Always review the expert vitae thoroughly. Is the expert's schooling relevant? Do you have a doctor that is only a doctor of osteopathy and not medicine? Does the expert witness maintain current professional memberships? In medical malpractice matters and you are looking for causation expert or one to just opine on the standard of care? Ask does/did your doctor have hospital privileges anywhere? Does the expert have to meet any specific locality rules before being offered to the court? My jurisdiction has a persnickety rule that requires experts in medical matters to come from contiguous states. I suggest that you read some (all) of the experts printed works to decide if there are written speeches or published articles that could run afoul of anything in your case. Does it matter to your office if the expert testifies in more of one type of case or for one side in litigation more than another? Be truthful about what you are looking for in an expert and rest assured there will be one out there for your matter.
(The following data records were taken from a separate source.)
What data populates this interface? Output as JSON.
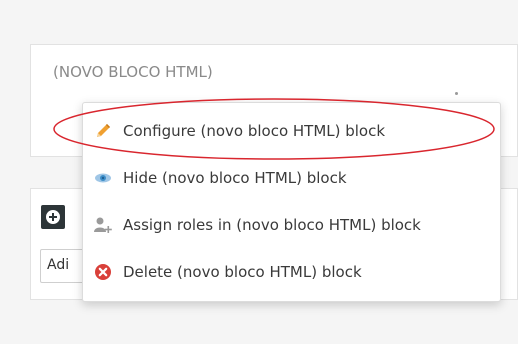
{
  "block": {
    "title": "(NOVO BLOCO HTML)"
  },
  "add_block": {
    "select_text": "Adi"
  },
  "menu": {
    "items": [
      {
        "label": "Configure (novo bloco HTML) block",
        "icon": "pencil-icon"
      },
      {
        "label": "Hide (novo bloco HTML) block",
        "icon": "eye-icon"
      },
      {
        "label": "Assign roles in (novo bloco HTML) block",
        "icon": "assign-roles-icon"
      },
      {
        "label": "Delete (novo bloco HTML) block",
        "icon": "delete-icon"
      }
    ]
  },
  "colors": {
    "highlight": "#d9262e",
    "pencil": "#f0a030",
    "eye": "#3d8ec9",
    "roles": "#9a9a9a",
    "delete": "#d9403a"
  }
}
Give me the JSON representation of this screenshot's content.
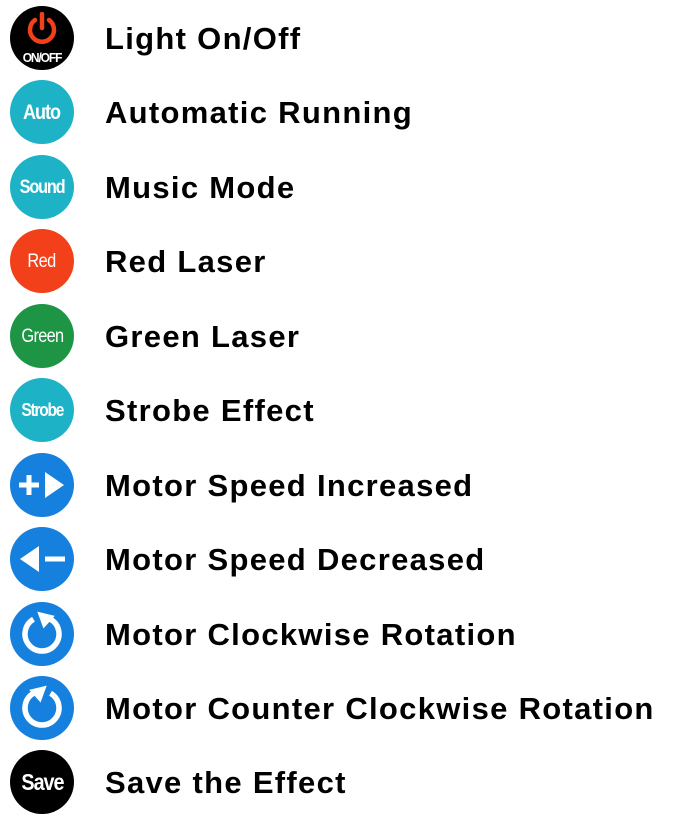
{
  "items": [
    {
      "icon": "power-onoff-icon",
      "badge": "ON/OFF",
      "label": "Light On/Off",
      "color": "#000000"
    },
    {
      "icon": "auto-icon",
      "badge": "Auto",
      "label": "Automatic Running",
      "color": "#1eb2c6"
    },
    {
      "icon": "sound-icon",
      "badge": "Sound",
      "label": "Music Mode",
      "color": "#1eb2c6"
    },
    {
      "icon": "red-icon",
      "badge": "Red",
      "label": "Red Laser",
      "color": "#f2401b"
    },
    {
      "icon": "green-icon",
      "badge": "Green",
      "label": "Green Laser",
      "color": "#1d9545"
    },
    {
      "icon": "strobe-icon",
      "badge": "Strobe",
      "label": "Strobe Effect",
      "color": "#1eb2c6"
    },
    {
      "icon": "speed-increase-icon",
      "badge": "",
      "label": "Motor Speed Increased",
      "color": "#1680df"
    },
    {
      "icon": "speed-decrease-icon",
      "badge": "",
      "label": "Motor Speed Decreased",
      "color": "#1680df"
    },
    {
      "icon": "clockwise-rotation-icon",
      "badge": "",
      "label": "Motor Clockwise Rotation",
      "color": "#1680df"
    },
    {
      "icon": "counter-clockwise-rotation-icon",
      "badge": "",
      "label": "Motor Counter Clockwise Rotation",
      "color": "#1680df"
    },
    {
      "icon": "save-icon",
      "badge": "Save",
      "label": "Save the Effect",
      "color": "#000000"
    }
  ]
}
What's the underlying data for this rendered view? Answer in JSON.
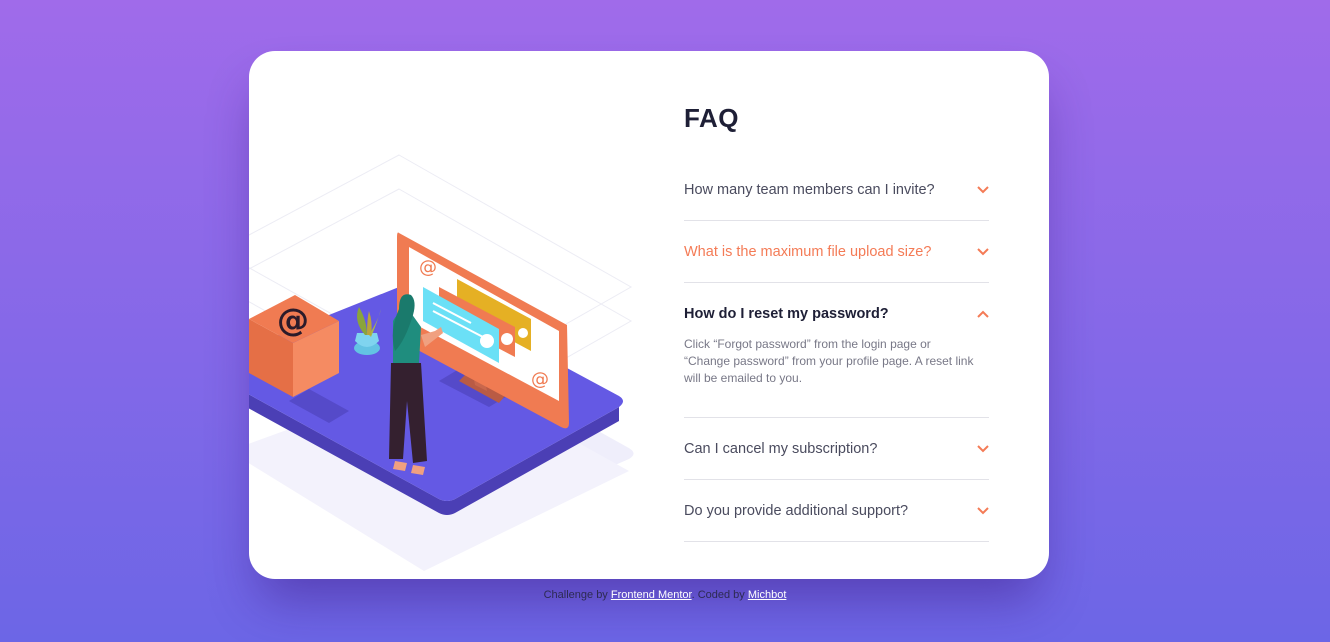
{
  "faq": {
    "title": "FAQ",
    "items": [
      {
        "question": "How many team members can I invite?",
        "state": "collapsed"
      },
      {
        "question": "What is the maximum file upload size?",
        "state": "hover"
      },
      {
        "question": "How do I reset my password?",
        "state": "expanded",
        "answer": "Click “Forgot password” from the login page or “Change password” from your profile page. A reset link will be emailed to you."
      },
      {
        "question": "Can I cancel my subscription?",
        "state": "collapsed"
      },
      {
        "question": "Do you provide additional support?",
        "state": "collapsed"
      }
    ],
    "accent_color": "#f47b56"
  },
  "footer": {
    "prefix": "Challenge by",
    "link1": "Frontend Mentor",
    "middle": ". Coded by",
    "link2": "Michbot"
  },
  "icons": {
    "chevron": "chevron-down-icon",
    "chevron_open": "chevron-up-icon"
  }
}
Ask for references from other firms that have hired the expert in the past. I have had to write more than a few references for experts that I have hired in the past and there a few more that I would have loved to critique but did not get asked. I have had candid conversations with other lawyers about certain experts that I was considering strongly and after conversing I did not hire them. Ask critical questions during these calls or emails and assure them that you will not discuss negative comments with the expert.
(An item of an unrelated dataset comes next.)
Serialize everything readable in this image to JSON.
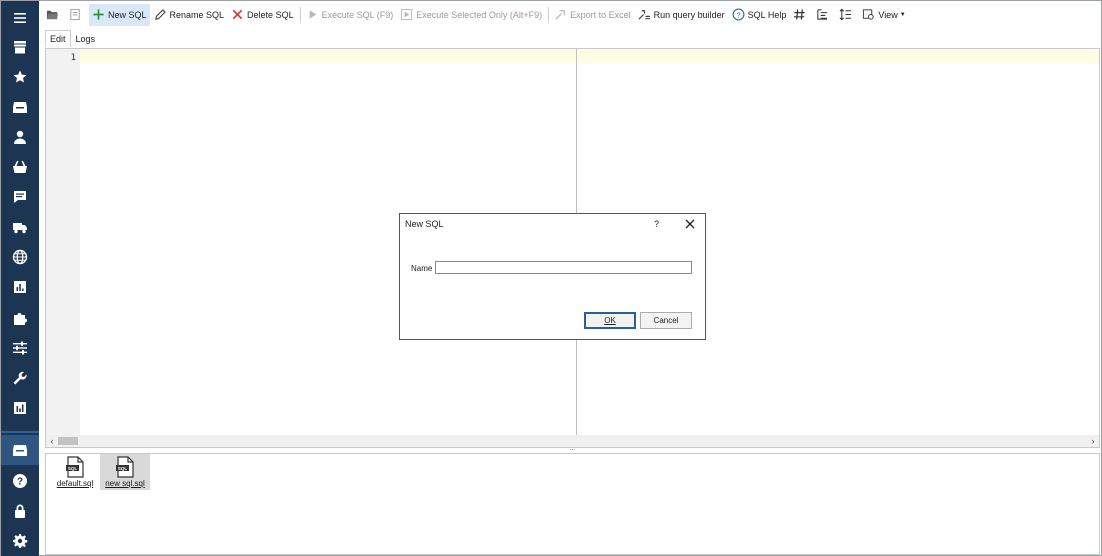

Read that Expert Retainer
Will the expert expect payment from the firm only? What are the terms and is the expense something that you can live with and better yet pass along to the client? Retention of Experts is costly and one mistake can tank your case. Expenses for expert testimony is a cost of litigation that increases yearly and having the ability to hire an expert is a luxury that should not be squandered. Most experts accept payment only from the firm that hires them and clearly advise in their retainer contracts that the contract is with the firm and not the client. The reason for this provision is that if payment is not made then the expert can sue the firm and not the client.

Retainer Essential Elements
Make sure there is a clear definition of the work for which you have retained the expert. What is the initial charge for retainer and what will you receive for it. When the retainer is, exhausted what notice is given to the firm and how often does one expect to receive billing. Most importantly how does the expert expect to get paid? What is the expert expecting once a bill is submitted regarding pay turnaround? Due on receipt or 30 days out? If you are lucky, maybe conclusion of the case?

What does the expert charge for deposition in person versus a telephonic appearance? Are you paying door step to door step travel expenses? Does the expert dictate lodging requests and airline requirements? Will you have to pay for trial testimony only or will the expert be paid if appearing each day even if not testifying, i.e. for preparation as well as trial appearances?

These are considerations for any practitioner so that you will get the most bang for your litigation dollar.

Florence M. Johnson is the principal attorney at Johnson and Johnson, PLLC, in Memphis, Tennessee, and the chair of the Practice Points Subcommittee for the Section of Litigation's Minority Trial Lawyers Committee.